The aim of this activity is to give you practice in identifying different levels of reflection.

Below are 3 examples of journal writing about the same event - a 22 year old graduate reflecting on a presentation in their workplace.  The examples are taken from Jennifer Moon's The Presentation: an exercise in reflective writing *

After reading each one judge whether the graduate has used Descriptive, Descriptive Reflective, Dialogic Reflection or Critical reflection using Hatton and Smith’s (1995) criteria by selecting the link at the bottom of the example page.


Example 1


Example 2


Example 3


Hatton and Smith’s (1995) criteria

  1. Descriptive: - no discussion beyond description with no evidence of reflection
  2. Descriptive reflective: - description of events with some evidence of deeper consideration in relatively descriptive language.  No real evidence of alternative viewpoints.
  3. Dialogic reflection: - There is a 'stepping back' from the events and actions which leads to different levels of discussion.  A sense of 'mulling over' events is shown.  Evaluation of judgements and a consideration of possible alternatives for explaining and hypothesising about them is shown.  The reflection is analytical or integrative, linking factors and perspectives.
  4. Critical Reflection: - aware that actions and events may be 'located' within and explicable by multiple perspectives, but are located in and influenced by multiple socio-political contexts.


* resource 6 of 14 (copyright wavered) published in the book 'A handbook of reflective and experimental learning: Theory and practice', 2004 by RoutledgeFalmer, Oxon, ISBN 0-415-33516-7

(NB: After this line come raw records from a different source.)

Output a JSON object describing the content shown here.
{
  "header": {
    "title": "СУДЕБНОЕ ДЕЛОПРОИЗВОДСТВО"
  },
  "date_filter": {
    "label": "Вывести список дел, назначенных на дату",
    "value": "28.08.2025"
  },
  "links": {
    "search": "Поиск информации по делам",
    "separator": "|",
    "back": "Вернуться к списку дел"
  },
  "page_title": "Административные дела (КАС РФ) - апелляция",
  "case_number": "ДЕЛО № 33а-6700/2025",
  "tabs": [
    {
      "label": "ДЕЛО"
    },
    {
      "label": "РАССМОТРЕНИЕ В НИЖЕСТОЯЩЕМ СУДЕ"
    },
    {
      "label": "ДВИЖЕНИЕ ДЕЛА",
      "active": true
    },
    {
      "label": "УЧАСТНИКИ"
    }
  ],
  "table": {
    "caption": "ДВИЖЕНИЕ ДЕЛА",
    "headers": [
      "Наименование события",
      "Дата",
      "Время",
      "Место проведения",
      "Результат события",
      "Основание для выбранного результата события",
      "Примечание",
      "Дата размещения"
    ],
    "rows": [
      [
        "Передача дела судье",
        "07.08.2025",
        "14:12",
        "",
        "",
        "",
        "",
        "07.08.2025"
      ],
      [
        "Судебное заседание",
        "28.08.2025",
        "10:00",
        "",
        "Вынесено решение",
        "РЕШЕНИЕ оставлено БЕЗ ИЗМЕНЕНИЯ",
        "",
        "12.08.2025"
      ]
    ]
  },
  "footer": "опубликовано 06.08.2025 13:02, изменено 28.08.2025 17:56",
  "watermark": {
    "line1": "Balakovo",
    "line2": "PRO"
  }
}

Now have a look at further expectations of reflective writing that will assist you in practical ways.

Last modified: Friday, 23 October 2015, 9:30 AM